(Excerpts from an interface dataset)
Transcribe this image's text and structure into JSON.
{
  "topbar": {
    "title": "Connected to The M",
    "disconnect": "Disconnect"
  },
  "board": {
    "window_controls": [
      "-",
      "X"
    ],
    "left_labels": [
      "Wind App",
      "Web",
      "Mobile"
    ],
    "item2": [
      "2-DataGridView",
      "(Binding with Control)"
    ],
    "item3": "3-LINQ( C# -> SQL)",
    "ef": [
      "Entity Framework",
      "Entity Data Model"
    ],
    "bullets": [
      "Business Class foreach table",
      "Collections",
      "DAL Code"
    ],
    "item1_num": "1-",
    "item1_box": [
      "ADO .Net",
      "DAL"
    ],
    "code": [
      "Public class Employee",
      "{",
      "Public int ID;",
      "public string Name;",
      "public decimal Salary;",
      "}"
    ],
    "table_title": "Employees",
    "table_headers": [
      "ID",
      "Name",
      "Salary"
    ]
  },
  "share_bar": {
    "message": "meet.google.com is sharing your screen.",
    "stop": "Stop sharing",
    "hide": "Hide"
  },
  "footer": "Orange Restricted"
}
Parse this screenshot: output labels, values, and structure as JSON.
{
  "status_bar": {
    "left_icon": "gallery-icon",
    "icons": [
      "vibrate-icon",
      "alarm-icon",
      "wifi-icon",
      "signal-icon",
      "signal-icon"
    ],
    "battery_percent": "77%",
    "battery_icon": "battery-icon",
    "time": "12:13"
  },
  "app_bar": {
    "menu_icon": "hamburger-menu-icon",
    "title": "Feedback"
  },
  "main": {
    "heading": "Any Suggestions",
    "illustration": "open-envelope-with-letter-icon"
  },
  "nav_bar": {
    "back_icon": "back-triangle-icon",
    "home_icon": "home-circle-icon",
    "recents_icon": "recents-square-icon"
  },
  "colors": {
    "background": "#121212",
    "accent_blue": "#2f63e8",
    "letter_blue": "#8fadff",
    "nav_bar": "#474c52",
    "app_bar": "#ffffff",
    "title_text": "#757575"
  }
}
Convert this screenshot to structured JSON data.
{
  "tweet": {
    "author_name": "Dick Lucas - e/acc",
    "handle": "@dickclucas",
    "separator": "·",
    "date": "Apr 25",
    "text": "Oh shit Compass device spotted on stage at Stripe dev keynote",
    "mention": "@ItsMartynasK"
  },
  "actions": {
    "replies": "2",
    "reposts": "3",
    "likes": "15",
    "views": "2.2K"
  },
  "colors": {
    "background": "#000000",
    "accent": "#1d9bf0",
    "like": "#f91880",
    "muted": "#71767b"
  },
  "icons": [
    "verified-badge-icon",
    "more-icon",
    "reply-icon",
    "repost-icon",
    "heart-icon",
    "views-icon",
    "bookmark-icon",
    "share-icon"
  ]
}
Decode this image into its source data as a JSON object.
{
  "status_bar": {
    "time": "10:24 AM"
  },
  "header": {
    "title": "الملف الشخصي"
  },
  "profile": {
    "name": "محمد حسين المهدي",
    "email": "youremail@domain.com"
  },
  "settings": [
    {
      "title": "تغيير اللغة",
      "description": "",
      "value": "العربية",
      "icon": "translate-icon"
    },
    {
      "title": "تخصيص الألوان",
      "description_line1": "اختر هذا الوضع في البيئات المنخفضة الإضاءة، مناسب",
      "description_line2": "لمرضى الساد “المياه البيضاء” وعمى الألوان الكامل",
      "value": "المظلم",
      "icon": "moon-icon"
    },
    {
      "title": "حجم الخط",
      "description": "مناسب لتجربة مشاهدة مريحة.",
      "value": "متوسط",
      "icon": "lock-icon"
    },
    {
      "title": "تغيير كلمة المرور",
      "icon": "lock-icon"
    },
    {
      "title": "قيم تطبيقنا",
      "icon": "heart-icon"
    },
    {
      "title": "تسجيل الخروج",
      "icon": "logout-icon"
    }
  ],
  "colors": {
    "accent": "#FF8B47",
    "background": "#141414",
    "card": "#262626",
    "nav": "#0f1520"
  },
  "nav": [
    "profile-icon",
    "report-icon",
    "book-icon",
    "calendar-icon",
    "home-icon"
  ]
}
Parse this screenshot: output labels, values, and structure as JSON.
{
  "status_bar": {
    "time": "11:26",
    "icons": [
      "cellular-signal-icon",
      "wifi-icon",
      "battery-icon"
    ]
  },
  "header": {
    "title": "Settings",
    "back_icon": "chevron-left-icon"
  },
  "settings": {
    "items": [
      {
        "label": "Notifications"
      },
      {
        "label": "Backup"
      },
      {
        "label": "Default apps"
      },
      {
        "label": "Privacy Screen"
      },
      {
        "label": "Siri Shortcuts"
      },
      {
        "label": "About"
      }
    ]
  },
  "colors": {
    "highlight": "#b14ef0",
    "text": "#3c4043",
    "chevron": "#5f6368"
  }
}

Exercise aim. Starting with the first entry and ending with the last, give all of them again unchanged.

Reply.
Transcribe this image's text and structure into JSON.
{
  "topbar": {
    "title": "Connected to The M",
    "disconnect": "Disconnect"
  },
  "board": {
    "window_controls": [
      "-",
      "X"
    ],
    "left_labels": [
      "Wind App",
      "Web",
      "Mobile"
    ],
    "item2": [
      "2-DataGridView",
      "(Binding with Control)"
    ],
    "item3": "3-LINQ( C# -> SQL)",
    "ef": [
      "Entity Framework",
      "Entity Data Model"
    ],
    "bullets": [
      "Business Class foreach table",
      "Collections",
      "DAL Code"
    ],
    "item1_num": "1-",
    "item1_box": [
      "ADO .Net",
      "DAL"
    ],
    "code": [
      "Public class Employee",
      "{",
      "Public int ID;",
      "public string Name;",
      "public decimal Salary;",
      "}"
    ],
    "table_title": "Employees",
    "table_headers": [
      "ID",
      "Name",
      "Salary"
    ]
  },
  "share_bar": {
    "message": "meet.google.com is sharing your screen.",
    "stop": "Stop sharing",
    "hide": "Hide"
  },
  "footer": "Orange Restricted"
}
Parse this screenshot: output labels, values, and structure as JSON.
{
  "status_bar": {
    "left_icon": "gallery-icon",
    "icons": [
      "vibrate-icon",
      "alarm-icon",
      "wifi-icon",
      "signal-icon",
      "signal-icon"
    ],
    "battery_percent": "77%",
    "battery_icon": "battery-icon",
    "time": "12:13"
  },
  "app_bar": {
    "menu_icon": "hamburger-menu-icon",
    "title": "Feedback"
  },
  "main": {
    "heading": "Any Suggestions",
    "illustration": "open-envelope-with-letter-icon"
  },
  "nav_bar": {
    "back_icon": "back-triangle-icon",
    "home_icon": "home-circle-icon",
    "recents_icon": "recents-square-icon"
  },
  "colors": {
    "background": "#121212",
    "accent_blue": "#2f63e8",
    "letter_blue": "#8fadff",
    "nav_bar": "#474c52",
    "app_bar": "#ffffff",
    "title_text": "#757575"
  }
}
Convert this screenshot to structured JSON data.
{
  "tweet": {
    "author_name": "Dick Lucas - e/acc",
    "handle": "@dickclucas",
    "separator": "·",
    "date": "Apr 25",
    "text": "Oh shit Compass device spotted on stage at Stripe dev keynote",
    "mention": "@ItsMartynasK"
  },
  "actions": {
    "replies": "2",
    "reposts": "3",
    "likes": "15",
    "views": "2.2K"
  },
  "colors": {
    "background": "#000000",
    "accent": "#1d9bf0",
    "like": "#f91880",
    "muted": "#71767b"
  },
  "icons": [
    "verified-badge-icon",
    "more-icon",
    "reply-icon",
    "repost-icon",
    "heart-icon",
    "views-icon",
    "bookmark-icon",
    "share-icon"
  ]
}
Decode this image into its source data as a JSON object.
{
  "status_bar": {
    "time": "10:24 AM"
  },
  "header": {
    "title": "الملف الشخصي"
  },
  "profile": {
    "name": "محمد حسين المهدي",
    "email": "youremail@domain.com"
  },
  "settings": [
    {
      "title": "تغيير اللغة",
      "description": "",
      "value": "العربية",
      "icon": "translate-icon"
    },
    {
      "title": "تخصيص الألوان",
      "description_line1": "اختر هذا الوضع في البيئات المنخفضة الإضاءة، مناسب",
      "description_line2": "لمرضى الساد “المياه البيضاء” وعمى الألوان الكامل",
      "value": "المظلم",
      "icon": "moon-icon"
    },
    {
      "title": "حجم الخط",
      "description": "مناسب لتجربة مشاهدة مريحة.",
      "value": "متوسط",
      "icon": "lock-icon"
    },
    {
      "title": "تغيير كلمة المرور",
      "icon": "lock-icon"
    },
    {
      "title": "قيم تطبيقنا",
      "icon": "heart-icon"
    },
    {
      "title": "تسجيل الخروج",
      "icon": "logout-icon"
    }
  ],
  "colors": {
    "accent": "#FF8B47",
    "background": "#141414",
    "card": "#262626",
    "nav": "#0f1520"
  },
  "nav": [
    "profile-icon",
    "report-icon",
    "book-icon",
    "calendar-icon",
    "home-icon"
  ]
}
Parse this screenshot: output labels, values, and structure as JSON.
{
  "status_bar": {
    "time": "11:26",
    "icons": [
      "cellular-signal-icon",
      "wifi-icon",
      "battery-icon"
    ]
  },
  "header": {
    "title": "Settings",
    "back_icon": "chevron-left-icon"
  },
  "settings": {
    "items": [
      {
        "label": "Notifications"
      },
      {
        "label": "Backup"
      },
      {
        "label": "Default apps"
      },
      {
        "label": "Privacy Screen"
      },
      {
        "label": "Siri Shortcuts"
      },
      {
        "label": "About"
      }
    ]
  },
  "colors": {
    "highlight": "#b14ef0",
    "text": "#3c4043",
    "chevron": "#5f6368"
  }
}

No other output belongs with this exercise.